● DATA
• • • • • • •
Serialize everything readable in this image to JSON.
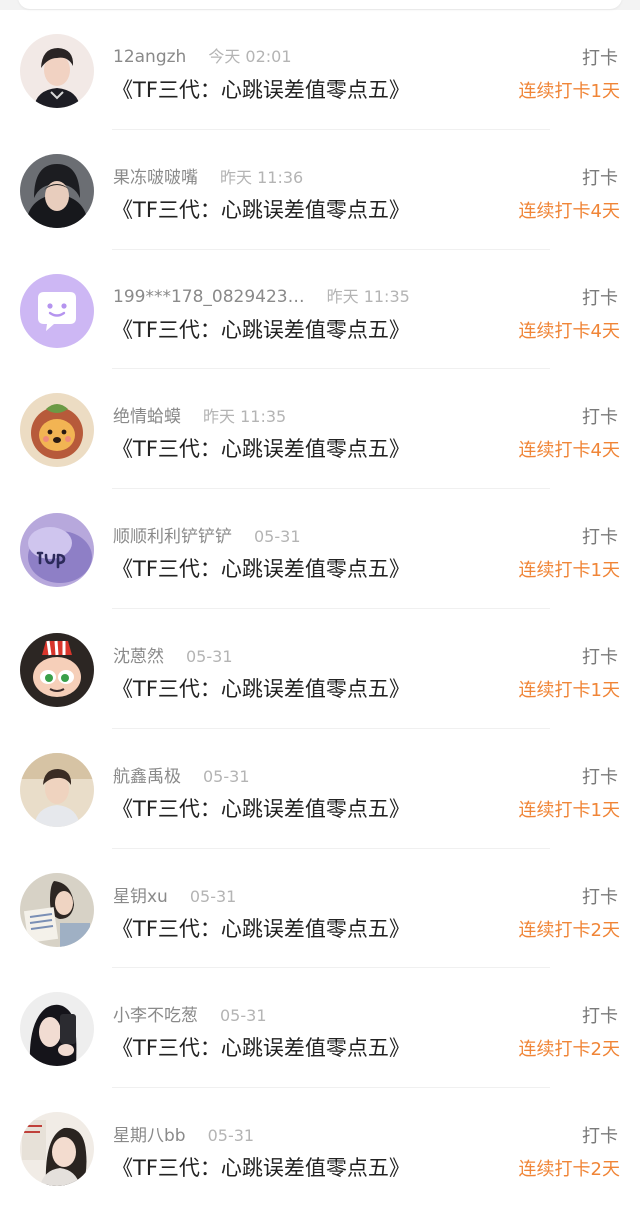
{
  "colors": {
    "accent": "#f08537",
    "name": "#8a8a8a",
    "time": "#b4b4b4",
    "title": "#222222",
    "action": "#7a7a7a",
    "divider": "#f0f0f0"
  },
  "checkins": [
    {
      "name": "12angzh",
      "time": "今天 02:01",
      "title": "《TF三代：心跳误差值零点五》",
      "action": "打卡",
      "streak": "连续打卡1天",
      "avatar_icon": "user-photo-avatar"
    },
    {
      "name": "果冻啵啵嘴",
      "time": "昨天 11:36",
      "title": "《TF三代：心跳误差值零点五》",
      "action": "打卡",
      "streak": "连续打卡4天",
      "avatar_icon": "user-photo-avatar"
    },
    {
      "name": "199***178_0829423…",
      "time": "昨天 11:35",
      "title": "《TF三代：心跳误差值零点五》",
      "action": "打卡",
      "streak": "连续打卡4天",
      "avatar_icon": "default-chat-bubble-avatar"
    },
    {
      "name": "绝情蛤蟆",
      "time": "昨天 11:35",
      "title": "《TF三代：心跳误差值零点五》",
      "action": "打卡",
      "streak": "连续打卡4天",
      "avatar_icon": "cartoon-lion-avatar"
    },
    {
      "name": "顺顺利利铲铲铲",
      "time": "05-31",
      "title": "《TF三代：心跳误差值零点五》",
      "action": "打卡",
      "streak": "连续打卡1天",
      "avatar_icon": "user-photo-avatar"
    },
    {
      "name": "沈蒽然",
      "time": "05-31",
      "title": "《TF三代：心跳误差值零点五》",
      "action": "打卡",
      "streak": "连续打卡1天",
      "avatar_icon": "cartoon-character-avatar"
    },
    {
      "name": "航鑫禹极",
      "time": "05-31",
      "title": "《TF三代：心跳误差值零点五》",
      "action": "打卡",
      "streak": "连续打卡1天",
      "avatar_icon": "user-photo-avatar"
    },
    {
      "name": "星钥xu",
      "time": "05-31",
      "title": "《TF三代：心跳误差值零点五》",
      "action": "打卡",
      "streak": "连续打卡2天",
      "avatar_icon": "user-photo-avatar"
    },
    {
      "name": "小李不吃葱",
      "time": "05-31",
      "title": "《TF三代：心跳误差值零点五》",
      "action": "打卡",
      "streak": "连续打卡2天",
      "avatar_icon": "user-photo-avatar"
    },
    {
      "name": "星期八bb",
      "time": "05-31",
      "title": "《TF三代：心跳误差值零点五》",
      "action": "打卡",
      "streak": "连续打卡2天",
      "avatar_icon": "user-photo-avatar"
    }
  ]
}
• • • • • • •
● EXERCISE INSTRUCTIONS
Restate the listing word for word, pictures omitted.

● SOLUTION
Serialize everything readable in this image to JSON.
{
  "colors": {
    "accent": "#f08537",
    "name": "#8a8a8a",
    "time": "#b4b4b4",
    "title": "#222222",
    "action": "#7a7a7a",
    "divider": "#f0f0f0"
  },
  "checkins": [
    {
      "name": "12angzh",
      "time": "今天 02:01",
      "title": "《TF三代：心跳误差值零点五》",
      "action": "打卡",
      "streak": "连续打卡1天",
      "avatar_icon": "user-photo-avatar"
    },
    {
      "name": "果冻啵啵嘴",
      "time": "昨天 11:36",
      "title": "《TF三代：心跳误差值零点五》",
      "action": "打卡",
      "streak": "连续打卡4天",
      "avatar_icon": "user-photo-avatar"
    },
    {
      "name": "199***178_0829423…",
      "time": "昨天 11:35",
      "title": "《TF三代：心跳误差值零点五》",
      "action": "打卡",
      "streak": "连续打卡4天",
      "avatar_icon": "default-chat-bubble-avatar"
    },
    {
      "name": "绝情蛤蟆",
      "time": "昨天 11:35",
      "title": "《TF三代：心跳误差值零点五》",
      "action": "打卡",
      "streak": "连续打卡4天",
      "avatar_icon": "cartoon-lion-avatar"
    },
    {
      "name": "顺顺利利铲铲铲",
      "time": "05-31",
      "title": "《TF三代：心跳误差值零点五》",
      "action": "打卡",
      "streak": "连续打卡1天",
      "avatar_icon": "user-photo-avatar"
    },
    {
      "name": "沈蒽然",
      "time": "05-31",
      "title": "《TF三代：心跳误差值零点五》",
      "action": "打卡",
      "streak": "连续打卡1天",
      "avatar_icon": "cartoon-character-avatar"
    },
    {
      "name": "航鑫禹极",
      "time": "05-31",
      "title": "《TF三代：心跳误差值零点五》",
      "action": "打卡",
      "streak": "连续打卡1天",
      "avatar_icon": "user-photo-avatar"
    },
    {
      "name": "星钥xu",
      "time": "05-31",
      "title": "《TF三代：心跳误差值零点五》",
      "action": "打卡",
      "streak": "连续打卡2天",
      "avatar_icon": "user-photo-avatar"
    },
    {
      "name": "小李不吃葱",
      "time": "05-31",
      "title": "《TF三代：心跳误差值零点五》",
      "action": "打卡",
      "streak": "连续打卡2天",
      "avatar_icon": "user-photo-avatar"
    },
    {
      "name": "星期八bb",
      "time": "05-31",
      "title": "《TF三代：心跳误差值零点五》",
      "action": "打卡",
      "streak": "连续打卡2天",
      "avatar_icon": "user-photo-avatar"
    }
  ]
}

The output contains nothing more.